Three academics from the University of Manchester, specialising in fashion and textiles, have expressed their criticism towards the UK Government for its failure to take decisive action in promoting sustainability within the country’s fashion and sportswear industries.
Published by the University’s policy engagement unit, Policy@Manchester, in conjunction with the 20th annual Recycle Week, Lindsay Pressdee, Dr Amy Benstead, and Dr Jo Conlon draw attention to the alarming fact that out of the one million tonnes of textiles discarded annually in the UK, a staggering 300,000 tonnes find their way into landfills or are incinerated. Furthermore, statistics suggest that as much as 10% of the world’s CO2 emissions may originate from the fashion industry.
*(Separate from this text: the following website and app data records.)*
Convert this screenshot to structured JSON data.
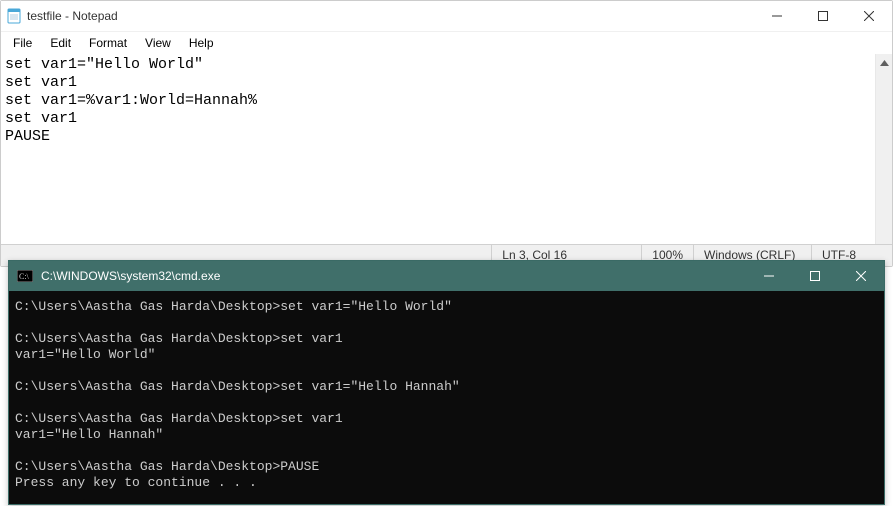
{
  "notepad": {
    "title": "testfile - Notepad",
    "menu": {
      "file": "File",
      "edit": "Edit",
      "format": "Format",
      "view": "View",
      "help": "Help"
    },
    "content": "set var1=\"Hello World\"\nset var1\nset var1=%var1:World=Hannah%\nset var1\nPAUSE",
    "status": {
      "position": "Ln 3, Col 16",
      "zoom": "100%",
      "eol": "Windows (CRLF)",
      "encoding": "UTF-8"
    }
  },
  "cmd": {
    "title": "C:\\WINDOWS\\system32\\cmd.exe",
    "prompt": "C:\\Users\\Aastha Gas Harda\\Desktop>",
    "output": "C:\\Users\\Aastha Gas Harda\\Desktop>set var1=\"Hello World\"\n\nC:\\Users\\Aastha Gas Harda\\Desktop>set var1\nvar1=\"Hello World\"\n\nC:\\Users\\Aastha Gas Harda\\Desktop>set var1=\"Hello Hannah\"\n\nC:\\Users\\Aastha Gas Harda\\Desktop>set var1\nvar1=\"Hello Hannah\"\n\nC:\\Users\\Aastha Gas Harda\\Desktop>PAUSE\nPress any key to continue . . ."
  }
}
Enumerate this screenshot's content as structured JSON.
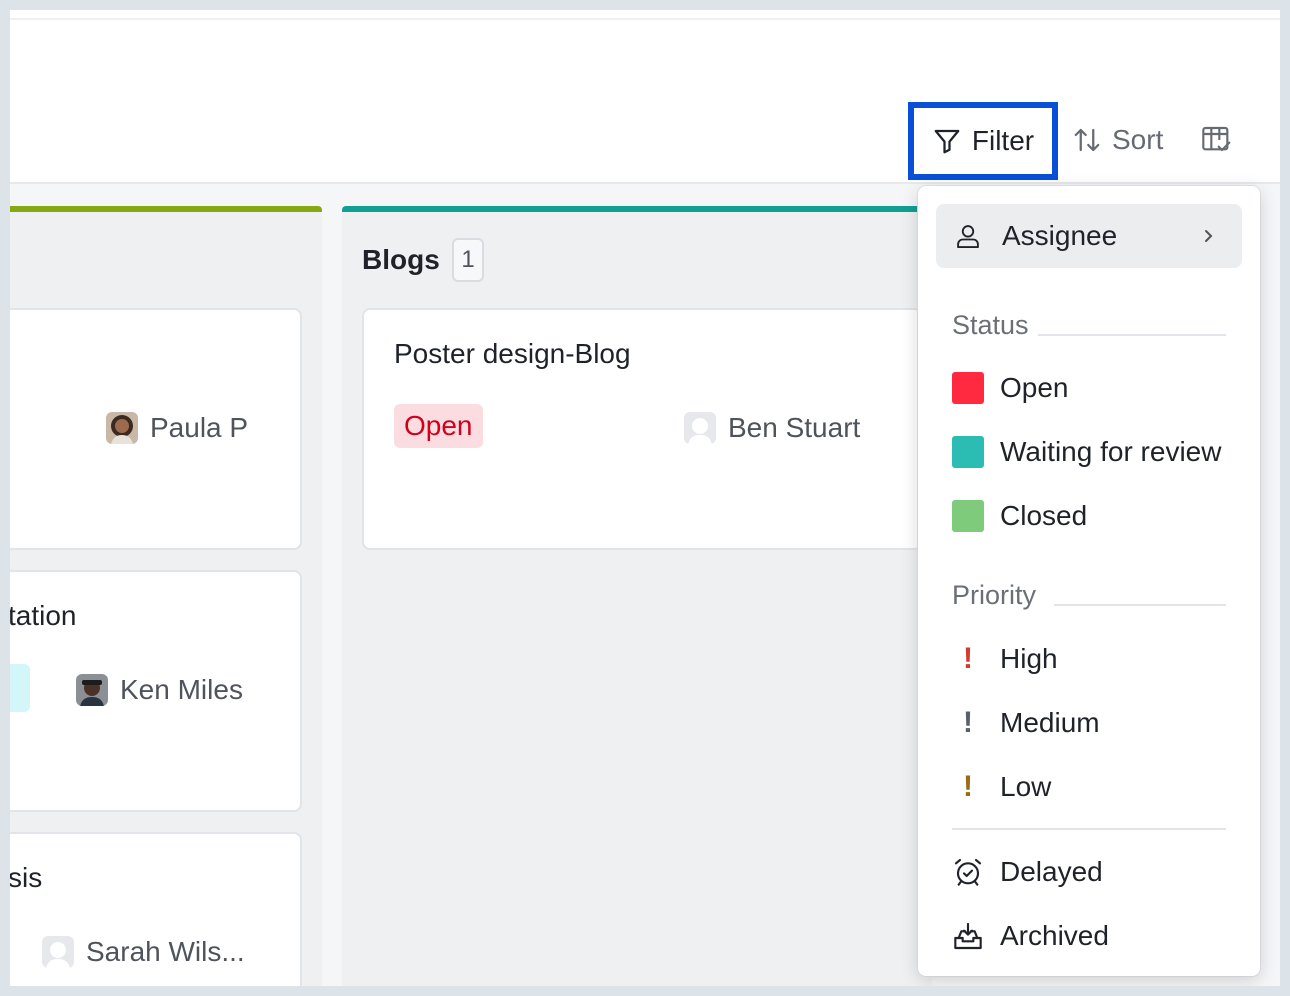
{
  "toolbar": {
    "filter_label": "Filter",
    "sort_label": "Sort",
    "columns_icon": "table-columns-icon"
  },
  "board": {
    "left_column": {
      "color": "#86a813",
      "cards": [
        {
          "assignee": "Paula P"
        },
        {
          "title_fragment": "tation",
          "assignee": "Ken Miles"
        },
        {
          "title_fragment": "sis",
          "assignee": "Sarah Wils..."
        }
      ]
    },
    "blogs_column": {
      "color": "#129e94",
      "title": "Blogs",
      "count": "1",
      "cards": [
        {
          "title": "Poster design-Blog",
          "status": "Open",
          "assignee": "Ben Stuart"
        }
      ]
    }
  },
  "filter_menu": {
    "assignee_label": "Assignee",
    "status_heading": "Status",
    "statuses": [
      {
        "label": "Open",
        "color": "#ff2a3f"
      },
      {
        "label": "Waiting for review",
        "color": "#2bbcb3"
      },
      {
        "label": "Closed",
        "color": "#7fcb7c"
      }
    ],
    "priority_heading": "Priority",
    "priorities": [
      {
        "label": "High",
        "color": "#d43a2f"
      },
      {
        "label": "Medium",
        "color": "#5b6068"
      },
      {
        "label": "Low",
        "color": "#9a6b12"
      }
    ],
    "delayed_label": "Delayed",
    "archived_label": "Archived"
  }
}
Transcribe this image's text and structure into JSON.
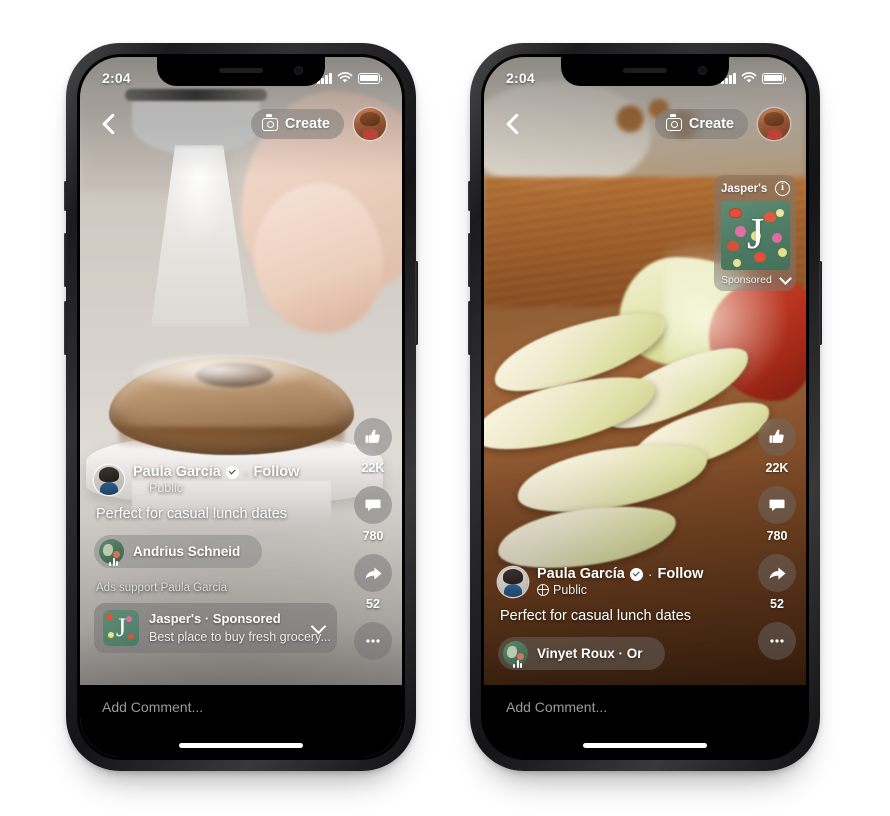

They also highlight that the detrimental effects caused by discarded sportswear are often disregarded, particularly due to the excessive use of polyester garments, which are environmentally harmful as the material releases microfibres and takes hundreds of years to fully decompose.
Pressdee, Benstead, and Conlon emphasise the critical need to establish “sustainable practices across the entire supply chain” and commend the European Commission for proposing an “extended producer responsibility (EPR)” for textiles in the EU. This initiative “aims to provide suitable incentives to motivate producers to design products that have a reduced environmental impact at the end of their lifecycle.”
In contrast, they argue that in the UK, “addressing sustainability in the fashion industry has slipped from the political agenda.”
The academics from the University of Manchester contend that there has been a “disappointing lack of progress from the UK Government” subsequent to the House of Commons Environmental Audit Committee’s Fixing Fashion report in 2019.
They continue: “This report included a call for the use of EPR as well as other important recommendations such as a ban on incinerating or landfilling unsold stock that can be reused or recycled and a tax system that shifts the balance of incentives in favour of reuse, repair and recycling to support responsible companies. We urge the Government to think again and drive forward the Committee’s recommendations in order to put sustainable fashion back on the political agenda.”
Pressdee, Benstead, and Conlon also criticise Ministers for discontinuing the standalone GCSE in textiles, which offered many young people the ability to mend clothing like football kits instead of discarding them.
They write: “We are therefore calling on the Government to reintroduce textiles as part of the school curriculum to engage young people in sustainable materials and equip them with the basic skills required to repair clothes.”
The University of Manchester has launched a new initiative focused on combatting the impact of textile waste in the football industry. This involves providing workshops dedicated to transforming surplus football shirts into unique reusable tote bags, while educating local communities about the environmental consequences of textile waste and ways to prolong the lifespan of garments. The initiative seeks to offer an enjoyable, responsible method to keep kits in circulation while highlighting the issue.
The article titled ‘Game changers, a new approach to tackling sportswear garment waste’ by Lindsay Pressdee, Dr Amy Benstead, and Dr Jo Conlon can be found on the Policy@Manchester website.